The biggest reason my family joined Shomrei back in 2015 is because of the community here. So as the crisis in Syria grew, my husband and I kept asking each other: Should we do something? Adopt a Syrian orphan? Donate some clothes? It seemed obvious that I should email the rabbi. Was Shomrei “doing” anything? Continue reading
The weeks of anticipation were almost over. Shavuot was just a couple days away. Shomrei’s preparations for the community Tikkun were in high gear especially in the kitchen where the refrigerator shelves were overflowing with butter and eggs, vegetables and fruit.
The quiches had been baked; the cheesecakes were here, too. The blintzes were being prepped.
But what about the kugel? It’s not Shavuot without kugel. And why kugel and other dairy dishes? Continue reading
On Saturday, April 28, I marked my father’s 24th yahrzeit. Ordinarily I’d light a candle, place it on the kitchen island before going to services. Then each time I’d walk through the kitchen I’d see the flickering flame and I would envision and recall my father’s smile, his kindness, his intelligence, and his open-mindedness.

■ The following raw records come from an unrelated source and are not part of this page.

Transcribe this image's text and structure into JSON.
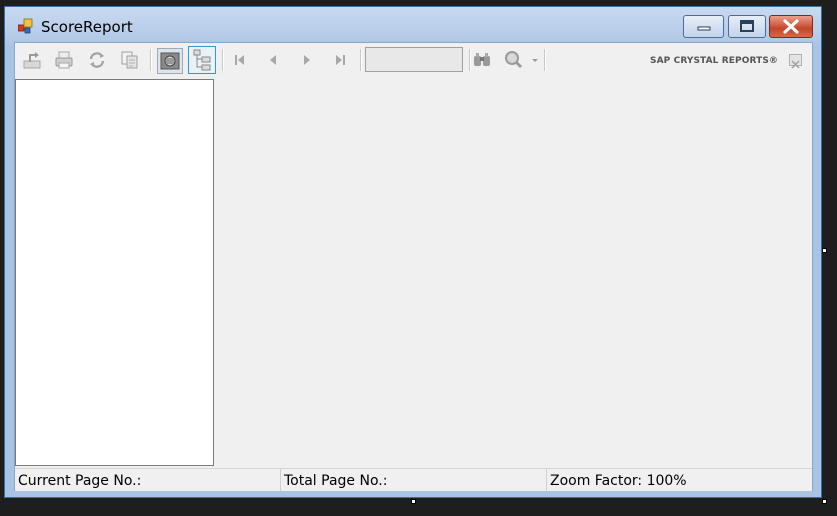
{
  "window": {
    "title": "ScoreReport"
  },
  "toolbar": {
    "buttons": [
      {
        "name": "export-icon"
      },
      {
        "name": "print-icon"
      },
      {
        "name": "refresh-icon"
      },
      {
        "name": "copy-icon"
      },
      {
        "name": "group-tree-toggle-icon"
      },
      {
        "name": "parameter-panel-icon"
      },
      {
        "name": "first-page-icon"
      },
      {
        "name": "previous-page-icon"
      },
      {
        "name": "next-page-icon"
      },
      {
        "name": "last-page-icon"
      },
      {
        "name": "find-icon"
      },
      {
        "name": "zoom-icon"
      }
    ],
    "page_input_value": "",
    "brand": "SAP CRYSTAL REPORTS®"
  },
  "status_bar": {
    "current_page": "Current Page No.:",
    "total_page": "Total Page No.:",
    "zoom_factor": "Zoom Factor: 100%"
  }
}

I’d say kaddish surrounded by others saying this same these same ancient and familiar words of praise and acknowledgement.
But I was not in Montclair, New Jersey; I was in Lille, France. There was no kitchen island but a counter crowded with the needs of a busy family.
But still in my daughter’s home we lit that candle just as I would have in my own home and told stories about my father to the great-grandchildren whom he never met. Continue reading
We are in the midst of our longest Jewish counting period, the counting of the Omer between Passover and Shavuot, from freedom to responsibility.
It seems to be part of human nature to count.
We are always counting. Continue reading
Tributes and donations were made in April for the General Budget, Jewish Learning Center, Interfaith Hospitality Network (IHN), Mensch Squad, MESH, Lampert Library Fund, and Rabbi’s Discretionary Fund. Continue reading
Over these many months I have offered a treatment of the blessings that comprise the Amidah, the standing prayer that is central to all our services. Having concluded discussing them, we now reach the coda that closes the Amidah recitation. That coda was originally unscripted. It was the place that was devoted to personal, spontaneous prayer. It is here that the contrast between the collective and the individual,, the public and the private presents itself with force. (I have written about this issue before – see my columns in Kol Emunah for April 2014 and May, 2014)
Thank you to everyone for your kindness and the warm welcome notes and calls! I am very excited to be part of the Shomrei community and look forward to meeting everyone. It is very special being part of the life of a synagogue and I am very happy to be here. Continue reading
From Captain Shirley Grill:
On a perfect spring evening, the fabulous Shomrei team served a finger lickin’, delicious meal to our MESH Guests. We had 24 guests, including 3 children, who feasted on a fabulous barbeque chicken dish, prepared by our greatly admired John Lasiter! When the captain, Shirley Grill, announced the menu and the chef, the guests applauded! Continue reading
For May, the book is “If All the Seas Were Ink” by Ilana Kurshan, a 2017 finalist for the National Jewish Book Award in Women’s Studies. We will meet on Monday, May 21 at 7:30 at the synagogue.
“In this deeply personal and often hilarious story, Kurshan shows us how the Talmud’s thousands of strange and demanding pages become a conversation about how best to live one’s life in an imperfect world. Kurshan awakens us to our imperfect world’s hidden magnificence―and to the power of literature to inspire human resilience. A stunning, gorgeous memoir.” ―Dara Horn, author ofThe World to Come
“With this memoir, Ilana Kurshan enters the exclusive club of daf yomi learners, a club that was, for generations, restricted to men. Hers is a stunningly original voice in the world of Torah and the world of literature. Go run and read this book.” ―Ruth Calderon, author of A Bride for One Night
Bruce and I attended the Yom HaShoah Commemoration of the Jewish Federation of Greater MetroWest and Kean University Holocaust Research Center on April 11th, featuring Robert Bielsky as Speaker.
Director of the Holocaust Council of Greater MetroWest, Barbara Wind, said Jews did not go to slaughter quietly during the Holocaust. Between 1941 and 1943, underground resistance movements developed in approximately 100 ghettos in Nazi-occupied Eastern Europe (about one-fourth of all ghettos), especially in Poland, Lithuania, Belorussia, and the Ukraine. Their main goals were to organize uprisings, break out of the ghettos, and join partisan units in the fight against the Nazis. There was widespread resistance by fighting and killing Nazis, Jews risking their lives to save other Jews, escaping from killing fields, ghettos and slave labor camps, keeping the Jewish religion alive and fighting with the Partisans in the forest. The Warsaw Ghetto Uprising lasted more than a month before the Germans overcame the Ghetto. That is longer than France or Belgium held up against the Germans before surrendering. Continue reading